Dataset rows describing interfaces
*** Begin section ***

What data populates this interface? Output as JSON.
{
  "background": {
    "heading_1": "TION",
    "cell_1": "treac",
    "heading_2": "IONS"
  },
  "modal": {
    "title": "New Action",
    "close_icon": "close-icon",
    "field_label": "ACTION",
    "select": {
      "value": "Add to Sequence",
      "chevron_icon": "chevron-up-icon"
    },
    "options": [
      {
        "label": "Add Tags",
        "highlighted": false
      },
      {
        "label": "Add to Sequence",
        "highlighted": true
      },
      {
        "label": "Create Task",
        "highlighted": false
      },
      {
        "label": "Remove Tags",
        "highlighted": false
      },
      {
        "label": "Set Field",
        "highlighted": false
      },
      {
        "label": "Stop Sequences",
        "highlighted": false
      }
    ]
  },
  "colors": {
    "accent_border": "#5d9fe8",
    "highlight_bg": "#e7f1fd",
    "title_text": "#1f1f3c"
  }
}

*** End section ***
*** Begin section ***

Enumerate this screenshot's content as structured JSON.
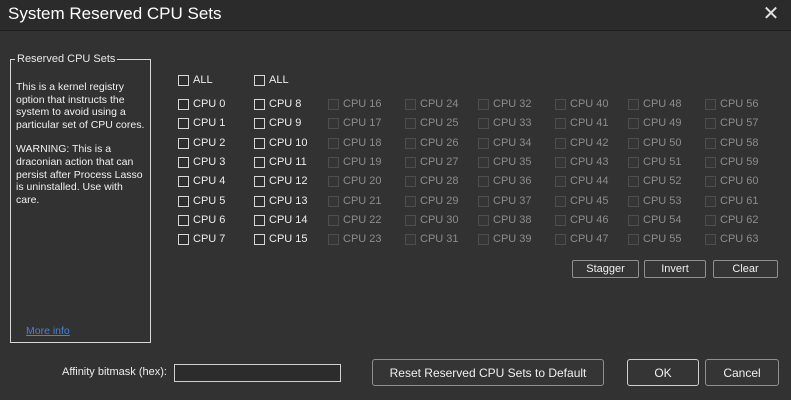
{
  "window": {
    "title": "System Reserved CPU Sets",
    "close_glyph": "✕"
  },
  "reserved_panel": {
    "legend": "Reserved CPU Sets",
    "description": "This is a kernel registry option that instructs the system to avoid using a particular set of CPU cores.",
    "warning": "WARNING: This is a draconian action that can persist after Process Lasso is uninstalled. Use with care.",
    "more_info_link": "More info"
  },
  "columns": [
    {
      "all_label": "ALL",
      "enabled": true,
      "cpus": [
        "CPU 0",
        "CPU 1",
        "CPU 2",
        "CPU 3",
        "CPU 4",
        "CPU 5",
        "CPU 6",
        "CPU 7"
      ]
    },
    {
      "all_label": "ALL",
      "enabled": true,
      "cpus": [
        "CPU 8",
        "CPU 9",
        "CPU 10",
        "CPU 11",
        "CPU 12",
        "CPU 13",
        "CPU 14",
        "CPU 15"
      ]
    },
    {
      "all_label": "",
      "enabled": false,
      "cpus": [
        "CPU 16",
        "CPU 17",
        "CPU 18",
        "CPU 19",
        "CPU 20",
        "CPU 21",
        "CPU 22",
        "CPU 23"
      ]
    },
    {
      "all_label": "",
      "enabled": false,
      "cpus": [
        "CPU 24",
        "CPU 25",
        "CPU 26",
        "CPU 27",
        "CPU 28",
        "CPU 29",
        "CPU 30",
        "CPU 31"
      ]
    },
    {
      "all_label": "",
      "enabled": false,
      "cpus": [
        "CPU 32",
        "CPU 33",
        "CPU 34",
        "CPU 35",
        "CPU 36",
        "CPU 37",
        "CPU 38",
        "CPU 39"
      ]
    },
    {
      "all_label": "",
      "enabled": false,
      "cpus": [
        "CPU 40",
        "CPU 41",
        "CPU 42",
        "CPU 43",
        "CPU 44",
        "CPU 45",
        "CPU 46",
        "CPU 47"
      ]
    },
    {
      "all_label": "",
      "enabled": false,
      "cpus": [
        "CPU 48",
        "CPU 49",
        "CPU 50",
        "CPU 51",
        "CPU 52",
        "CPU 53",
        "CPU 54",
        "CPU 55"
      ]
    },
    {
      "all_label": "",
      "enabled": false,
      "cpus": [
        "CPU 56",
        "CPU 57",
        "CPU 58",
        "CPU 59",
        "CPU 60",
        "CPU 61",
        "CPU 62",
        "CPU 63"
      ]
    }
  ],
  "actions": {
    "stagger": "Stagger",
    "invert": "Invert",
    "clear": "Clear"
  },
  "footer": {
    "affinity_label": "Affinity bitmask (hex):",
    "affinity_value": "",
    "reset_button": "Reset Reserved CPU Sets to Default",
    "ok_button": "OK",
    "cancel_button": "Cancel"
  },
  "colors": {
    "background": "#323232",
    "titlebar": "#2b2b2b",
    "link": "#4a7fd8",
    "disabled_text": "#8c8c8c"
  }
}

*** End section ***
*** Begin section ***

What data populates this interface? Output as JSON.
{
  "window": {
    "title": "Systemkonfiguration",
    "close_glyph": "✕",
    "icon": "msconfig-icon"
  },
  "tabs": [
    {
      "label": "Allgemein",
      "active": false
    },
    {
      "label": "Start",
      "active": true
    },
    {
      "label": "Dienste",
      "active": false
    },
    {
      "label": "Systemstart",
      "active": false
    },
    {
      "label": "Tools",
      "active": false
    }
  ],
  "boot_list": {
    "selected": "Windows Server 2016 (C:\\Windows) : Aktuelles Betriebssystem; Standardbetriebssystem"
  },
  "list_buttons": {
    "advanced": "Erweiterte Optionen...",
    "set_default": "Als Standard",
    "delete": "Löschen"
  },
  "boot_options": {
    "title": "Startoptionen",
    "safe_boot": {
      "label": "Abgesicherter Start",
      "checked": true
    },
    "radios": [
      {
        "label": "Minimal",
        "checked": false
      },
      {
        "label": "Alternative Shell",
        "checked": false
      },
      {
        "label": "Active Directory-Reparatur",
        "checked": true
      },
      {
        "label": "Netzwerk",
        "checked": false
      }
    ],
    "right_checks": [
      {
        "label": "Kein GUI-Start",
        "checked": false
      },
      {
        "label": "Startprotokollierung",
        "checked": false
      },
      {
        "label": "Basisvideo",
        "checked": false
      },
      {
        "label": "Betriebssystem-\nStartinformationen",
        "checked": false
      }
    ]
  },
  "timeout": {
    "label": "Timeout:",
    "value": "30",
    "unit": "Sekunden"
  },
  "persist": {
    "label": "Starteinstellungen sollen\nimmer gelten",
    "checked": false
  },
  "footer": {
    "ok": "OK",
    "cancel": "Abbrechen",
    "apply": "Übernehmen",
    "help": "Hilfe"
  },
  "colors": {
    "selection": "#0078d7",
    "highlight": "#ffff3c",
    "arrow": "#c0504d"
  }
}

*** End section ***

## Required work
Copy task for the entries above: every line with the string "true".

## Written answer
        "highlighted": true
      "enabled": true,
      "enabled": true,
      "active": true
      "checked": true
        "checked": true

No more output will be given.